The slow, rolling gait of this unique breed could be described as lumbering, but there is no mistaking the power in each stride. As he approaches, his massive size, loose skin, and thick facial wrinkles evoke speechless awe, followed by the question, “What type of dog is that?” This striking gentle giant is the Neapolitan Mastiff, also referred to as the mastino.
The Neapolitan Mastiff is history come to life. His ancestry is assumed to date to 3000 BCE, the start of the Bronze Age, the time when Upper and Lower Egypt were unified, and mastiff-like working and guard dogs emerged in Tibet.
While their appearance is unnerving, looks are deceiving. The Neo, as they’re often nicknamed, has a reputation for being an affectionate 200-pound lapdog. This is often a continuing guardian with an intimidating stare that they direct toward strangers, but they’re far from being a fighting dog. Steady and loyal, their primary goal is to be with their people. They’ll defend them with ferocity if need be, but they’re typically not aggressive without reason.
Like all puppies, young Neos are active, but they mature into adulthood with a preference for lounging around the home or yard. Although they’re pretty mellow indoors, Neos isn’t especially fitted to life in an apartment or condo unless they need room to sprawl.

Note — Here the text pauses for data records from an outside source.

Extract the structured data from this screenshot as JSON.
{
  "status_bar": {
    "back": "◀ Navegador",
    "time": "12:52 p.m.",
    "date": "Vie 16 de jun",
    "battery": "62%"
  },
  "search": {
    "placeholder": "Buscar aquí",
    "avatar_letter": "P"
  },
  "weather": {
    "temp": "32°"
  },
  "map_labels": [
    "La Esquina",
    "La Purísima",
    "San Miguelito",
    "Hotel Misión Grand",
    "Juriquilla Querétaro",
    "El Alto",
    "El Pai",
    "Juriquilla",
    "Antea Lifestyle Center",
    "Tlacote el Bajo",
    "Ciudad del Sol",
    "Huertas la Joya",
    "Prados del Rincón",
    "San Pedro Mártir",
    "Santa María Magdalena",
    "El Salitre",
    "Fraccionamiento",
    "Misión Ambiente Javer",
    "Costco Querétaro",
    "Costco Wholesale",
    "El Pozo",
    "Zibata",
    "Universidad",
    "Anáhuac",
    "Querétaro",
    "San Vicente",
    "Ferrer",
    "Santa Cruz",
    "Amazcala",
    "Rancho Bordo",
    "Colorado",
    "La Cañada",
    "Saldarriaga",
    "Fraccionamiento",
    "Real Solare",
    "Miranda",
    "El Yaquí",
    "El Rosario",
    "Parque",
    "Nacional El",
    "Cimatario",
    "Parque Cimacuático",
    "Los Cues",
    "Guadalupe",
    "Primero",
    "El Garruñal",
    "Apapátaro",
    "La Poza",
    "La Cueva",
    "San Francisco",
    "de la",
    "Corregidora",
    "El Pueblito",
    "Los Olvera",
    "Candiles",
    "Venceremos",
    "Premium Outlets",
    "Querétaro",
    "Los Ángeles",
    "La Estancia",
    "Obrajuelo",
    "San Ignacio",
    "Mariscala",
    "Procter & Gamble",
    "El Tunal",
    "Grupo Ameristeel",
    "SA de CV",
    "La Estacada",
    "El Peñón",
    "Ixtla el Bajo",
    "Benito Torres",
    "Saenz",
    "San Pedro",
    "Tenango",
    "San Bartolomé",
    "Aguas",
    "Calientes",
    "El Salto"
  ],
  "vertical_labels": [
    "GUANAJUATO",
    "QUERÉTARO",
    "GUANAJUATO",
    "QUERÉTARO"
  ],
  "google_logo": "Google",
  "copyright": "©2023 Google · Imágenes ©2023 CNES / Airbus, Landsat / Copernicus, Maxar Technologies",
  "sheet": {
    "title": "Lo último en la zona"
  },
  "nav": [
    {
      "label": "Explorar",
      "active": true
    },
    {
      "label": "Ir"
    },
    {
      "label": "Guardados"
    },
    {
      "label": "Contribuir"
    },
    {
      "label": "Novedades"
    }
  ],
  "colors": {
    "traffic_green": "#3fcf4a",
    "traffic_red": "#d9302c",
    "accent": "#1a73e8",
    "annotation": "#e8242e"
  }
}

Otherwise, they’re likely to shove your furniture out of place or knock objects over in their attempts to find a comfortable resting spot.